As of Tuesday, texting while driving is illegal in Vermont.
Vermont governor, Jim Douglas, signed the law allowing the ban on June 1st at Montpelier High School, making his state the 25th to have such legislation.
In addition to a ban on texting while behind the wheel, the new law also bars 16- and 17-year-old drivers from using cell phones or other electronic devices AT ALL, when they’re driving.
Governor Douglas said that texting causes a dramatic reduction in a driver’s reaction time, and that when someone is moving at 65 mph, a driver’s eyes are removed from the road for 500 feet per message.
Under the new measure, anyone caught reading or sending text messages while operating a motor vehicle will be slapped with a $100 fine for the first offense, and $250 for each subsequent offense within a two-year period.
Last week, the Kentucky state Senate passed a bill that would ban drivers in the Bluegrass State from sending text messages while driving. Specifically, the measure would prohibit drivers in Kentucky from writing, sending, or reading text messages when their vehicle is moving.
According to The Insurance Journal, the bill is written to become enforceable in stages. For the rest of this year, violators will merely receive a warning, but beginning in 2011, first time offenders would pay a fine of $25 plus court costs, while repeat offenses would earn people a $50 fine plus court costs.
The bill’s lead sponsor, Denise Harper Angel (D – Louisville) said the proposal would save lives by deterring reckless driving, while opponents of the measure questioned how it would be enforced by police officers.

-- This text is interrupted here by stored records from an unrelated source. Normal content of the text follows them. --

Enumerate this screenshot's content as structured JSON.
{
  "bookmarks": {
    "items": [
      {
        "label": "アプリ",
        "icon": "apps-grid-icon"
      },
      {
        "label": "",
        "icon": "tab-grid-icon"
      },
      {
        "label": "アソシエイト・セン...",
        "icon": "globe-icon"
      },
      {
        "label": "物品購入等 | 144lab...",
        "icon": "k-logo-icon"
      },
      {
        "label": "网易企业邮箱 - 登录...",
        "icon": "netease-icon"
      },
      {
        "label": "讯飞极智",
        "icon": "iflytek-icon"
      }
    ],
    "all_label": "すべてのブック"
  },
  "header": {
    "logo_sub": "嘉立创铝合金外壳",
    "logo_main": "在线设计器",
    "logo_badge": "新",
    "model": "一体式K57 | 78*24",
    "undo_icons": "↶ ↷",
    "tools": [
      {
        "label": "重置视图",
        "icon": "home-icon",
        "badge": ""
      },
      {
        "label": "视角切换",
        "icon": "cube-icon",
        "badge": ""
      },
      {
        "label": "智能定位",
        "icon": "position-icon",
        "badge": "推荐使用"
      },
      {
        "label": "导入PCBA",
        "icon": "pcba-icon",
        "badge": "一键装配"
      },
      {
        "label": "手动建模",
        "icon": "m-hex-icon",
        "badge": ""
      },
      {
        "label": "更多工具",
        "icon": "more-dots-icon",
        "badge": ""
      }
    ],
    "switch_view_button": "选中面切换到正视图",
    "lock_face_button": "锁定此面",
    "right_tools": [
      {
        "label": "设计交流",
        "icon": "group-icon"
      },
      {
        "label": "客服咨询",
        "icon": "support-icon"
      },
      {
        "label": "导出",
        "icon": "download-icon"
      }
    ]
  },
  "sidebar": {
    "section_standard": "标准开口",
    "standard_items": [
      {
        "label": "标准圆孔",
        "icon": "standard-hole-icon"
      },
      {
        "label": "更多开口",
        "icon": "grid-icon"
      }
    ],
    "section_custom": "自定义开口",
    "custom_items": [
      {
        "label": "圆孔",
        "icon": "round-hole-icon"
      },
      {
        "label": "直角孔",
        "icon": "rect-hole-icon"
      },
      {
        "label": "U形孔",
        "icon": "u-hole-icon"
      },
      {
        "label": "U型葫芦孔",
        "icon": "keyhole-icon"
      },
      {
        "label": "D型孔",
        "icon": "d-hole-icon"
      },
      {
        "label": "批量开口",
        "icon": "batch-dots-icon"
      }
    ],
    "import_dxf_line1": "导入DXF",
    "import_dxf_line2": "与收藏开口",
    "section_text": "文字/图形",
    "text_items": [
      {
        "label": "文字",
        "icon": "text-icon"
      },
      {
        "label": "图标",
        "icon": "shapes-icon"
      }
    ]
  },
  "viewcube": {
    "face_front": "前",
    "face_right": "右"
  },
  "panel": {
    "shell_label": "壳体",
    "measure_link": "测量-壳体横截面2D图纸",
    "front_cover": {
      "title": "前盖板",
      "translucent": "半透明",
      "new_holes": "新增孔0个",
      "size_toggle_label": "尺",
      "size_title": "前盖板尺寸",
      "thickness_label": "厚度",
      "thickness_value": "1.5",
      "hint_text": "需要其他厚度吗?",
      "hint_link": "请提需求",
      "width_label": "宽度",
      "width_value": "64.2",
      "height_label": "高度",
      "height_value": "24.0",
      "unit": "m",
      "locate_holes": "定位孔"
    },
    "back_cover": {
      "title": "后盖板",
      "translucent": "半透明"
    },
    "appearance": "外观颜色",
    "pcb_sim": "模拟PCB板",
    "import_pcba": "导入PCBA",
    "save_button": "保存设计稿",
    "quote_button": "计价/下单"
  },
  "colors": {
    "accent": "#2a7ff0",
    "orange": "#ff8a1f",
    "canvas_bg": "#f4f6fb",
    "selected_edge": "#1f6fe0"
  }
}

The bill cleared the Senate with a 27-6 vote and has been sent to the House for their review and approval.